Thus, specific embodiments and applications of the auxiliary battery starting device have been disclosed. It should be apparent, however, to those skilled in the art that many more modifications besides those already described are possible without departing from the inventive concepts herein. The inventive subject matter, therefore, is not to be restricted except in the spirit of the appended claims.


1. An auxiliary battery (powered) starting device, comprising:

a battery; a solenoid; and a connector terminal having a first contact electrically coupled to the battery via a coupling mechanism, and sized and dimensioned to mate with an input terminal of a connector and cable to provide power to an electric starter of an engine;
wherein the device is adapted to be located on board and directly wired-in to a first vehicle and to be continually charged by the vehicle; and
is adapted to be quickly removed from the first vehicle and to start the engine of a second vehicle while removed from the first vehicle.

2. The device of claim 1 wherein the coupling mechanism comprises a housing that at least partially encloses the battery and the solenoid.

3. The device of claim 2 wherein the housing is substantially rigid, and the connector terminal is located at an edge of the housing.

4. The device of claim 3 wherein the connector terminal includes a second contact and a third contact, each of which is sized and dimensioned to mate with the engine starting harness.

5. The device of claim 1 wherein the electric power output is connected in parallel with the existing standard battery for augmenting the standard existing battery output power.

6. The device of claim 1 wherein the battery is a thin film battery.

7. The device of claim 1 wherein the battery is a lithium ion battery.

8. The device of claim 1 wherein the device contains a control switch and a monitor/control circuit for monitoring voltage of the battery, and disabling the solenoid if the monitored voltage drops below a threshold.

9. The device of claim 1 wherein the coupling mechanism does not comprise a cable.

10. The device of claim 1 wherein the coupling mechanism physically limits the distance measured between the battery and the connector terminal to no more than 20 inches.

11. The device of claim 1 wherein the coupling mechanism physically limits the distance measured between the battery and the connector terminal to no more than 6 inches.

12. The device of claim 1 wherein the coupling mechanism prevents the distance between the battery and the connector terminal from varying by more than a factor of 10.

13. The device of claim 1 wherein the battery is augmented by at least one super capacitor.

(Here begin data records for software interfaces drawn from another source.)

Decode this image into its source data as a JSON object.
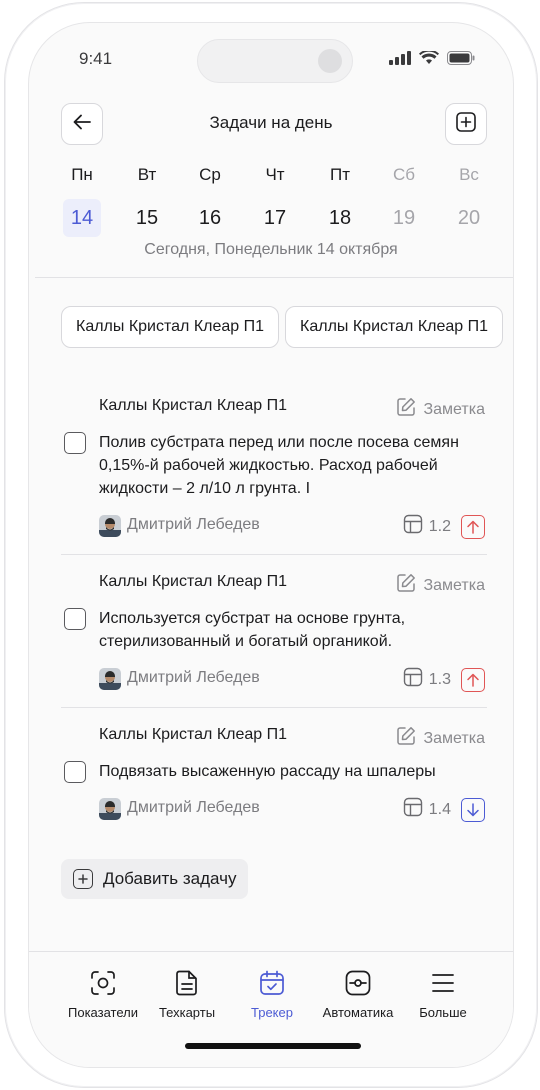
{
  "status_bar": {
    "time": "9:41"
  },
  "header": {
    "title": "Задачи на день"
  },
  "week": {
    "days": [
      {
        "name": "Пн",
        "num": "14"
      },
      {
        "name": "Вт",
        "num": "15"
      },
      {
        "name": "Ср",
        "num": "16"
      },
      {
        "name": "Чт",
        "num": "17"
      },
      {
        "name": "Пт",
        "num": "18"
      },
      {
        "name": "Сб",
        "num": "19"
      },
      {
        "name": "Вс",
        "num": "20"
      }
    ],
    "today_label": "Сегодня, Понедельник 14 октября"
  },
  "filters": {
    "chips": [
      "Каллы Кристал Клеар П1",
      "Каллы Кристал Клеар П1"
    ]
  },
  "tasks": [
    {
      "culture": "Каллы Кристал Клеар П1",
      "note_label": "Заметка",
      "text": "Полив субстрата перед или после посева семян 0,15%-й рабочей жидкостью. Расход рабочей жидкости – 2 л/10 л грунта. I",
      "assignee": "Дмитрий Лебедев",
      "step": "1.2",
      "priority_icon": "arrow-up-icon"
    },
    {
      "culture": "Каллы Кристал Клеар П1",
      "note_label": "Заметка",
      "text": "Используется субстрат на основе грунта, стерилизованный и богатый органикой.",
      "assignee": "Дмитрий Лебедев",
      "step": "1.3",
      "priority_icon": "arrow-up-icon"
    },
    {
      "culture": "Каллы Кристал Клеар П1",
      "note_label": "Заметка",
      "text": "Подвязать высаженную рассаду на шпалеры",
      "assignee": "Дмитрий Лебедев",
      "step": "1.4",
      "priority_icon": "arrow-down-icon"
    }
  ],
  "add_task": {
    "label": "Добавить задачу"
  },
  "tabbar": {
    "tabs": [
      {
        "label": "Показатели",
        "icon": "camera-scan-icon"
      },
      {
        "label": "Техкарты",
        "icon": "document-icon"
      },
      {
        "label": "Трекер",
        "icon": "calendar-check-icon"
      },
      {
        "label": "Автоматика",
        "icon": "automation-icon"
      },
      {
        "label": "Больше",
        "icon": "menu-icon"
      }
    ]
  },
  "colors": {
    "accent": "#4C5BD4",
    "priority_high": "#E05555",
    "muted": "#7C7C80"
  }
}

14. The device of claim 12 wherein the battery is a thin film battery.

15. The device of claim 12 wherein the battery is a lithium ion battery.

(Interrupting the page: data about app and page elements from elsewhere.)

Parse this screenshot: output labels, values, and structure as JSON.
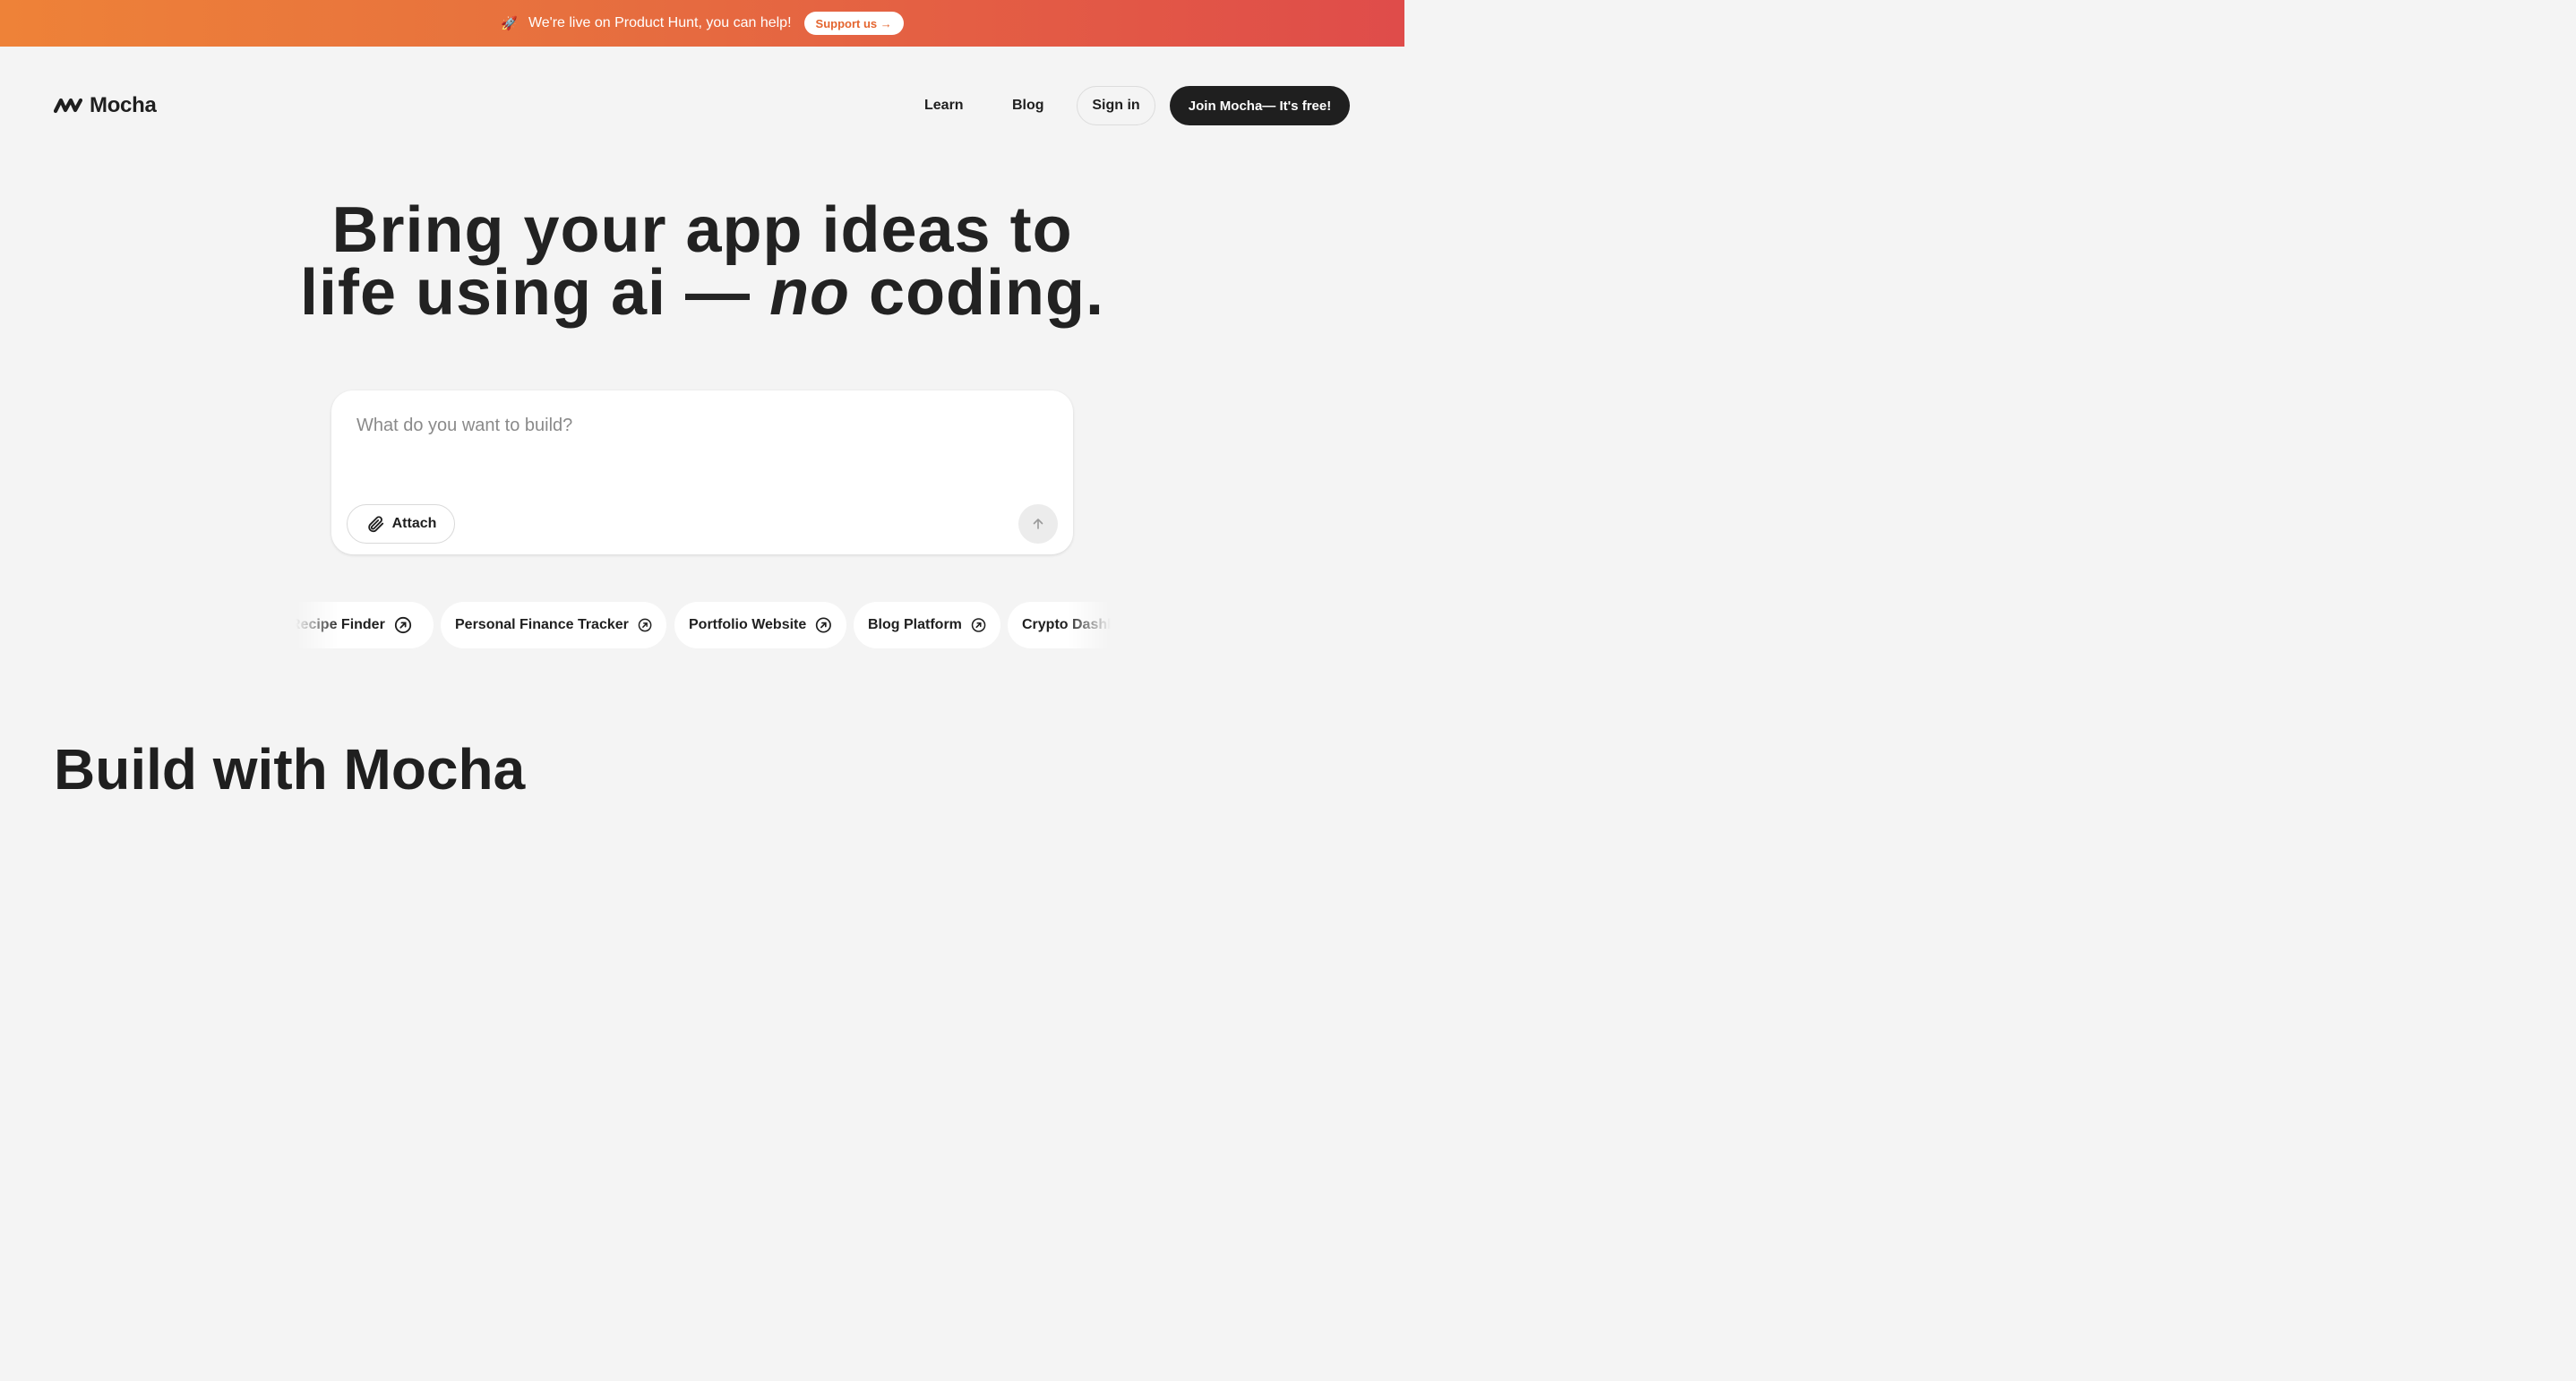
{
  "banner": {
    "icon": "rocket-icon",
    "emoji": "🚀",
    "text": "We're live on Product Hunt, you can help!",
    "cta": "Support us →",
    "cta_color": "#e4652f"
  },
  "header": {
    "logo_text": "Mocha",
    "nav": {
      "learn": "Learn",
      "blog": "Blog",
      "sign_in": "Sign in",
      "join": "Join Mocha— It's free!"
    }
  },
  "hero": {
    "line1": "Bring your app ideas to",
    "line2_before": "life using ai — ",
    "line2_emphasis": "no",
    "line2_after": " coding."
  },
  "prompt": {
    "placeholder": "What do you want to build?",
    "value": "",
    "attach_label": "Attach",
    "attach_icon": "paperclip-icon",
    "send_icon": "arrow-up-icon"
  },
  "suggestions": [
    {
      "label": "Recipe Finder",
      "icon": "arrow-up-right-circle-icon"
    },
    {
      "label": "Personal Finance Tracker",
      "icon": "arrow-up-right-circle-icon"
    },
    {
      "label": "Portfolio Website",
      "icon": "arrow-up-right-circle-icon"
    },
    {
      "label": "Blog Platform",
      "icon": "arrow-up-right-circle-icon"
    },
    {
      "label": "Crypto Dashboard",
      "icon": "arrow-up-right-circle-icon"
    }
  ],
  "section": {
    "title": "Build with Mocha"
  },
  "colors": {
    "background": "#f4f4f4",
    "text": "#1f1f1f",
    "banner_start": "#ee8238",
    "banner_end": "#df4c4a",
    "primary_button": "#1f1f1f"
  }
}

16. The device of claim 1 wherein the engine is located in one of an aircraft, a passenger vehicle, an electrical generator, a combine, a tractor, a boat, and a truck.

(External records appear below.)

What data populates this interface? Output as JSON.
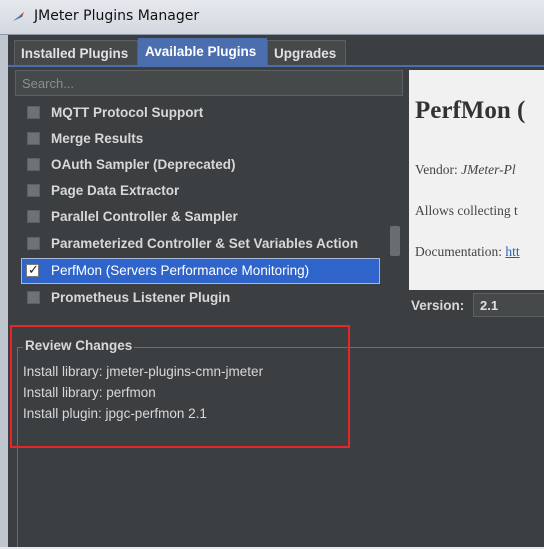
{
  "window": {
    "title": "JMeter Plugins Manager"
  },
  "tabs": [
    {
      "label": "Installed Plugins"
    },
    {
      "label": "Available Plugins"
    },
    {
      "label": "Upgrades"
    }
  ],
  "search": {
    "placeholder": "Search..."
  },
  "plugins": [
    {
      "label": "MQTT Protocol Support",
      "checked": false
    },
    {
      "label": "Merge Results",
      "checked": false
    },
    {
      "label": "OAuth Sampler (Deprecated)",
      "checked": false
    },
    {
      "label": "Page Data Extractor",
      "checked": false
    },
    {
      "label": "Parallel Controller & Sampler",
      "checked": false
    },
    {
      "label": "Parameterized Controller & Set Variables Action",
      "checked": false
    },
    {
      "label": "PerfMon (Servers Performance Monitoring)",
      "checked": true,
      "selected": true
    },
    {
      "label": "Prometheus Listener Plugin",
      "checked": false
    }
  ],
  "detail": {
    "name": "PerfMon (",
    "vendor_label": "Vendor:",
    "vendor_value": "JMeter-Pl",
    "description": "Allows collecting t",
    "doc_label": "Documentation:",
    "doc_link": "htt"
  },
  "version": {
    "label": "Version:",
    "value": "2.1"
  },
  "review": {
    "title": "Review Changes",
    "changes": [
      "Install library: jmeter-plugins-cmn-jmeter",
      "Install library: perfmon",
      "Install plugin: jpgc-perfmon 2.1"
    ]
  },
  "colors": {
    "accent": "#4b6eaf",
    "selection": "#2f65ca",
    "highlight": "#e8262a"
  }
}
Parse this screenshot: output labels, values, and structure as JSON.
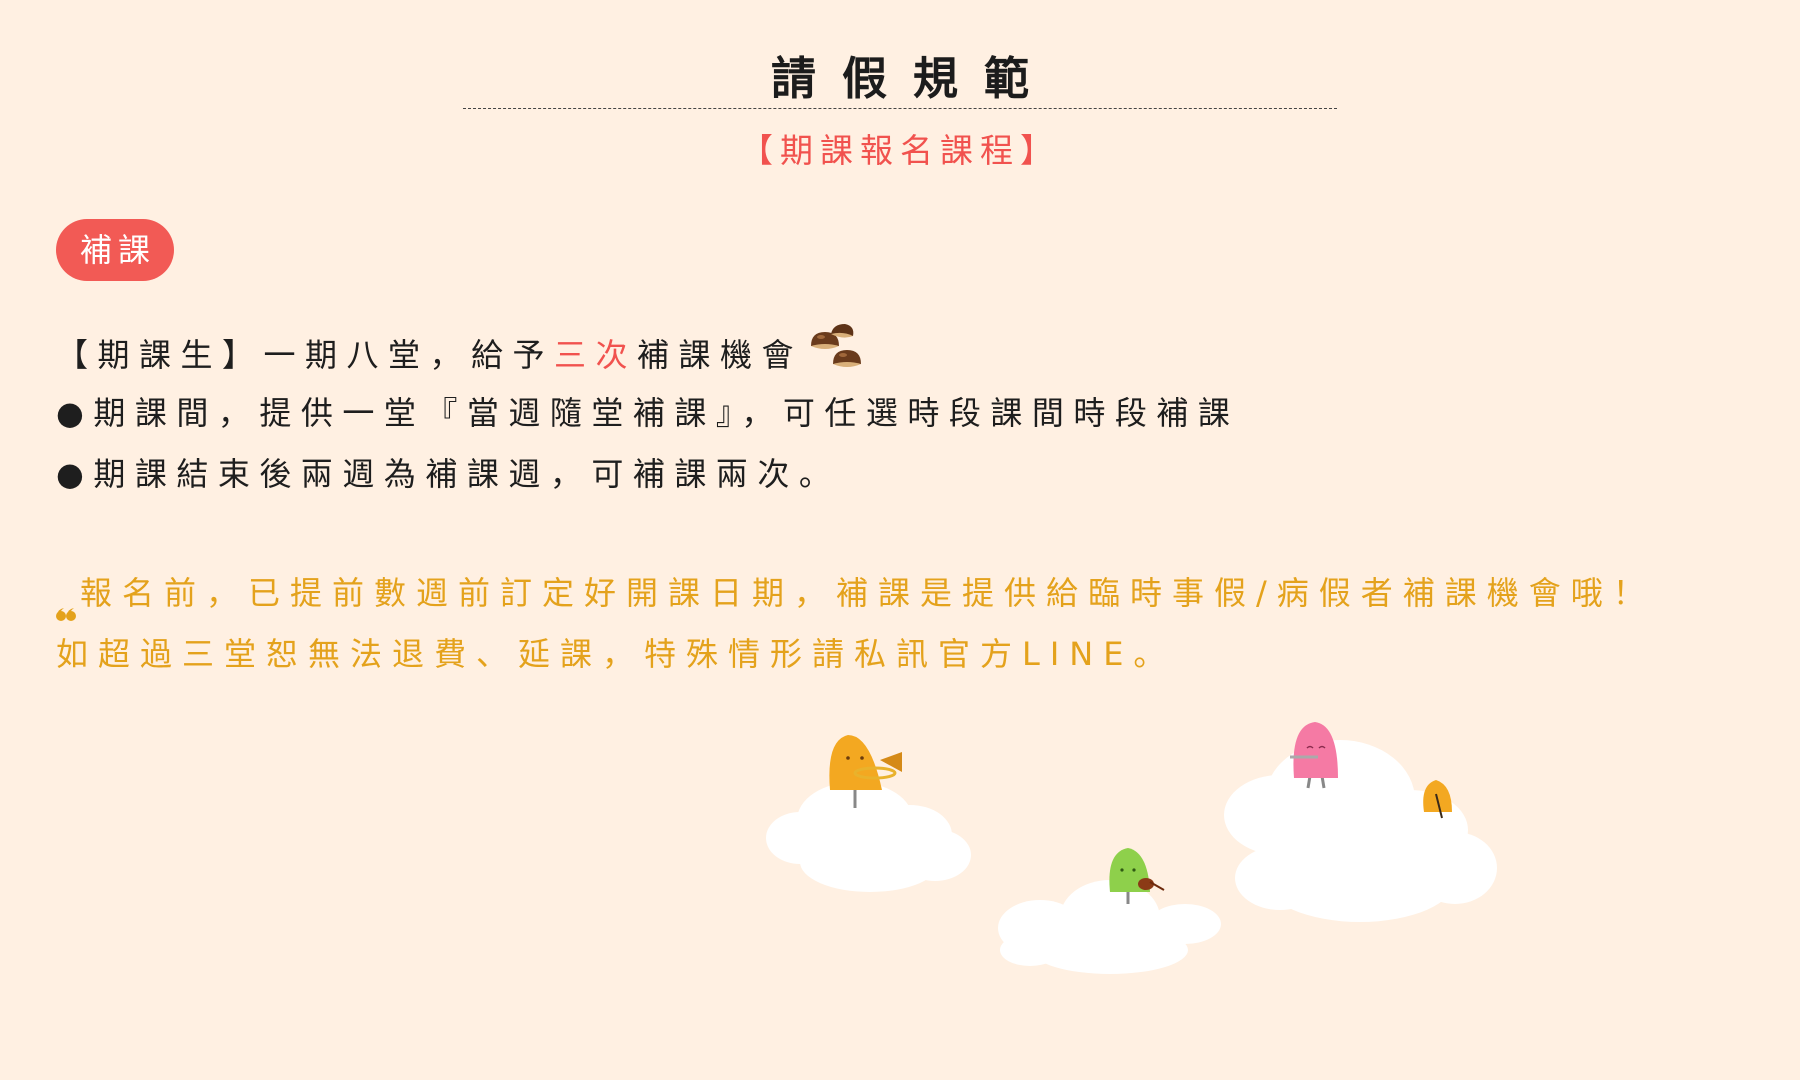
{
  "header": {
    "title": "請假規範",
    "subtitle": "【期課報名課程】"
  },
  "tag": {
    "label": "補課"
  },
  "rules": {
    "line1_prefix": "【期課生】一期八堂，給予",
    "line1_highlight": "三次",
    "line1_suffix": "補課機會",
    "line2": "●期課間，提供一堂『當週隨堂補課』，可任選時段課間時段補課",
    "line3": "●期課結束後兩週為補課週，可補課兩次。"
  },
  "note": {
    "line1": "報名前，已提前數週前訂定好開課日期，補課是提供給臨時事假/病假者補課機會哦！",
    "line2": "如超過三堂恕無法退費、延課，特殊情形請私訊官方LINE。"
  },
  "icons": {
    "emoji": "chestnut-icon",
    "quote": "quote-icon"
  },
  "colors": {
    "background": "#fff0e2",
    "accent": "#f1524e",
    "note": "#e4a21c",
    "tag": "#f25a55"
  }
}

Referenced Cited
U.S. Patent Documents
3742302 June 1973 Neill
4157492 June 5, 1979 Colbrese
4746853 May 24, 1988 Ingalls
4869688 September 26, 1989 Merio
6046514 April 4, 2000 Rouillard et al.
Patent History
Patent number: 6384573
Type: Grant
Filed: Aug 23, 2000
Date of Patent: May 7, 2002
Inventor: James Dunn (Shrewbury, MA)
Primary Examiner: Peter S. Wong
Assistant Examiner: Lawrence Luk
Attorney, Agent or Law Firm: Rutan & Tucker, LLP
Application Number: 09/645,870
Current U.S. Class: Cell Or Battery Charger Structure (320/107); Vehicle Battery Charging (320/104)
International Classification: H02J/700;